Colleges across the country are gearing up for the annual summer camp season and no school wants to be exposed to the negative publicity and legal liability that Penn State officials are currently dealing with.
Many colleges offer camps usually 5 days long in a variety of sports, as well as music, drama, cheerleading, math and science and other areas. Beginning in early June and running through mid-August, each week hundreds of young people ages 7 to 19 will flock to campuses.
That fact carries additional significance this summer because of the events that came to light in the fall concerning allegations of child abuse at Penn State. So, schools are scrambling to develop policies to try and prevent similar nightmare scenarios from playing out on their campuses. Penn State seems to be leading the charge in ensuring that policies are in place to protect children.
“There are a lot of schools working on policies now, absolutely,” said Ann Franke, president of Wise Results, a consulting firm that advises universities on legal issues. “The summer camp season is upon us and that is focusing new attention on the issue of children on campus, obviously, in the wake of the Penn State problem.”
These new policies for the most part address issues of reporting suspected child abuse among minors who visit campus but are not enrolled as students. Some schools are working on policies that cover all students regardless of age. This has prompted complaints from some faculty and counselors.

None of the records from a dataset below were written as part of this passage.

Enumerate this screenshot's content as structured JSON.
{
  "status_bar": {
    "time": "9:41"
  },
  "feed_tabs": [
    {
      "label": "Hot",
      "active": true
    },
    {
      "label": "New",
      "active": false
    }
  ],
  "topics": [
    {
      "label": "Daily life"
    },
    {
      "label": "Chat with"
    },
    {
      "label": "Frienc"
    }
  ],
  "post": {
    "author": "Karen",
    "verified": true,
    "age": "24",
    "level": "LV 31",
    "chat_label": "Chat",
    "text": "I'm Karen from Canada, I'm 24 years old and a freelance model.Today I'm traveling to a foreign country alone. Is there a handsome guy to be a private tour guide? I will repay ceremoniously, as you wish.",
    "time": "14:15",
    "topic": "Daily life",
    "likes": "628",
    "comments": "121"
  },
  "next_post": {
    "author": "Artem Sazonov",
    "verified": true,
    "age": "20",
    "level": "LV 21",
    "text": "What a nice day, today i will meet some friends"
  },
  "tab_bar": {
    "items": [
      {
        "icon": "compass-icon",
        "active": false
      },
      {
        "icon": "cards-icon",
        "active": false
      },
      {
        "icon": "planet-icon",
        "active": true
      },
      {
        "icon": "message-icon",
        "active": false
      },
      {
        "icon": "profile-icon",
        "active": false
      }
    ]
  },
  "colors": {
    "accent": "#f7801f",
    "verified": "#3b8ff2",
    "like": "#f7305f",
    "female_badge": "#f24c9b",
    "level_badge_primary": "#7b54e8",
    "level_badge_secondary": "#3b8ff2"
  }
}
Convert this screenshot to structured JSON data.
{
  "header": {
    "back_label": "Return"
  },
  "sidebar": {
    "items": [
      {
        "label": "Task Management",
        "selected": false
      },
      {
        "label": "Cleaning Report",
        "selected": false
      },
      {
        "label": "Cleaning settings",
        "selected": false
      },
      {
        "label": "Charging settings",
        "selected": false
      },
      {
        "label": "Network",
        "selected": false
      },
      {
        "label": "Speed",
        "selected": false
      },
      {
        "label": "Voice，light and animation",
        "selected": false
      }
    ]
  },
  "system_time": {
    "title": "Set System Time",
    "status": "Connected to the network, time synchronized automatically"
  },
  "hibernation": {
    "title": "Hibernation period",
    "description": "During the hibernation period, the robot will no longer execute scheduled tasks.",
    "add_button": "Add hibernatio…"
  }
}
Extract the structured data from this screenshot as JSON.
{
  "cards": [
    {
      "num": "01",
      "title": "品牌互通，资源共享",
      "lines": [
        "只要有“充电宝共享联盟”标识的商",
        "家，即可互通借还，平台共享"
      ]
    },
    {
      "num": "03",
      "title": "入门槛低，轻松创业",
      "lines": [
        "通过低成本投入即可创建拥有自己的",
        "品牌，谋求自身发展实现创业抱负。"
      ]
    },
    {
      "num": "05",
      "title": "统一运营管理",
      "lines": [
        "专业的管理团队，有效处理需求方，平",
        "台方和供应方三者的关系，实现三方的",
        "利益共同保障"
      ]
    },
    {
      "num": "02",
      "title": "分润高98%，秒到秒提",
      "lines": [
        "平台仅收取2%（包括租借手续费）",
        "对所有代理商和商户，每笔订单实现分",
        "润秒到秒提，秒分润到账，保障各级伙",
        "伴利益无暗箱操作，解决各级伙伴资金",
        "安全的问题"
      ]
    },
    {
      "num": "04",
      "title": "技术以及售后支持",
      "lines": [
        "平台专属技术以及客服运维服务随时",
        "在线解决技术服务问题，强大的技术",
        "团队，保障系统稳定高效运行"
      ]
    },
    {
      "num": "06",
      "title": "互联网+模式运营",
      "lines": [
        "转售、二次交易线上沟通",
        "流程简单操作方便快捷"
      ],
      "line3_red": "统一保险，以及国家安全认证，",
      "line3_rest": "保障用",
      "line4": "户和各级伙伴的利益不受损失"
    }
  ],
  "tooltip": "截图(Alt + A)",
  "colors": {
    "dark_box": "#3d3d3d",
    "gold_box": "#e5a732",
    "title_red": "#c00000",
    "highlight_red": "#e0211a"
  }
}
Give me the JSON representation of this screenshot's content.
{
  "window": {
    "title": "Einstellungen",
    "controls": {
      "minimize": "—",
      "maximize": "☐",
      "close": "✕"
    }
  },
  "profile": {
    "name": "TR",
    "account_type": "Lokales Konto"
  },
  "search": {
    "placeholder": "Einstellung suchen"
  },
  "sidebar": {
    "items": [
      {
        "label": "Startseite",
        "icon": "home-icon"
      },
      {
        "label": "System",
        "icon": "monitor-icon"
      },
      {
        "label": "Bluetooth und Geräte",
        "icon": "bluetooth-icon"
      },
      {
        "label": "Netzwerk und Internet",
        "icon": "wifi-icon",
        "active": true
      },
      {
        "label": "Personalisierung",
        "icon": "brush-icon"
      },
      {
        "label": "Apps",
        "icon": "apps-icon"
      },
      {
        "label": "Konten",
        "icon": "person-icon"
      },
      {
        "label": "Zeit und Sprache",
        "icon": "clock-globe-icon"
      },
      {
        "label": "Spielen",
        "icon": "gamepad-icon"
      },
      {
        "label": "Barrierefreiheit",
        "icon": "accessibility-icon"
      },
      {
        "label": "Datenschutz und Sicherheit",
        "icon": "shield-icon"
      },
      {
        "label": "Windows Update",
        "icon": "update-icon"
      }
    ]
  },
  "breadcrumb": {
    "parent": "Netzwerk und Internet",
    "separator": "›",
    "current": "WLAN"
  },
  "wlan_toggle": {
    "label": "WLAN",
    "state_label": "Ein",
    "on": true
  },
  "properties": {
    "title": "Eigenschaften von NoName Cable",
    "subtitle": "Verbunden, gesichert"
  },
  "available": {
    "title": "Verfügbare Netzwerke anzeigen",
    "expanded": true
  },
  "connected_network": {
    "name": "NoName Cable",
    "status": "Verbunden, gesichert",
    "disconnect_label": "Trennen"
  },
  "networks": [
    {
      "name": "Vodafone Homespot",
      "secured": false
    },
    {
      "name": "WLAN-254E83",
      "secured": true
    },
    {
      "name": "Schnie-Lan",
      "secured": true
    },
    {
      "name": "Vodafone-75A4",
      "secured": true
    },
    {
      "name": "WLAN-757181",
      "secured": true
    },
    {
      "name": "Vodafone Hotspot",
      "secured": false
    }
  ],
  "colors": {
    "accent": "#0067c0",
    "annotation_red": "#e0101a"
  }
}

The problem is complicated by the fact that many schools offer literally dozens of programs on campus that involve minors. Many administrators are not even aware of the diversity and number of these programs operating on their campuses.
Unfortunately, it is true that often organizations don’t act until forced to by negative events. If the situation at Penn State—and the allegations at Syracuse University directed at an assistant coach on the men’s basketball team—motivates administrators at schools across the country to act, then that is a positive development.
Of course, the reality is that states have had mandatory reporting laws on the books for almost 30 years that would allow university employees to report suspected abuse. These new policies typically include three key provisions that are really just common sense:
- Require background checks on anyone who will work with minors;
- Require at least two adults to be present during all communication and interaction with minors;
- Clearly identify who should immediately report suspected incidents of abuse (any employee or volunteer who works with children) and how to report it to the program director, the state child protection agency and university risk management people, who then turn to law enforcement.
The problem that university administrators are coming to grips with is the fact that there are so many programs involved that implementing and following through with policies and laws can be complex. Many times the coaches running athletic camps are using the camps as opportunities to identify future prospects for their teams and don’t focus on other issues.
It seems clear that anyone working in athletic administration should be keenly aware of the potential problems involved whenever youth come onto campus. Simply putting risk management policies in writing and making sure everyone has a copy and understands the policy would be a major step forward.
Developing policies and training employees may be tedious and time consuming but it certainly beats the alternatives. Anyone interested in reading more about this issue can read an excellent story that recently appeared in Inside Higher Education.
The United States Sports Academy trains its students in risk management and the legal environment surrounding sports. To obtain more information on these courses go to http://ussa.edu.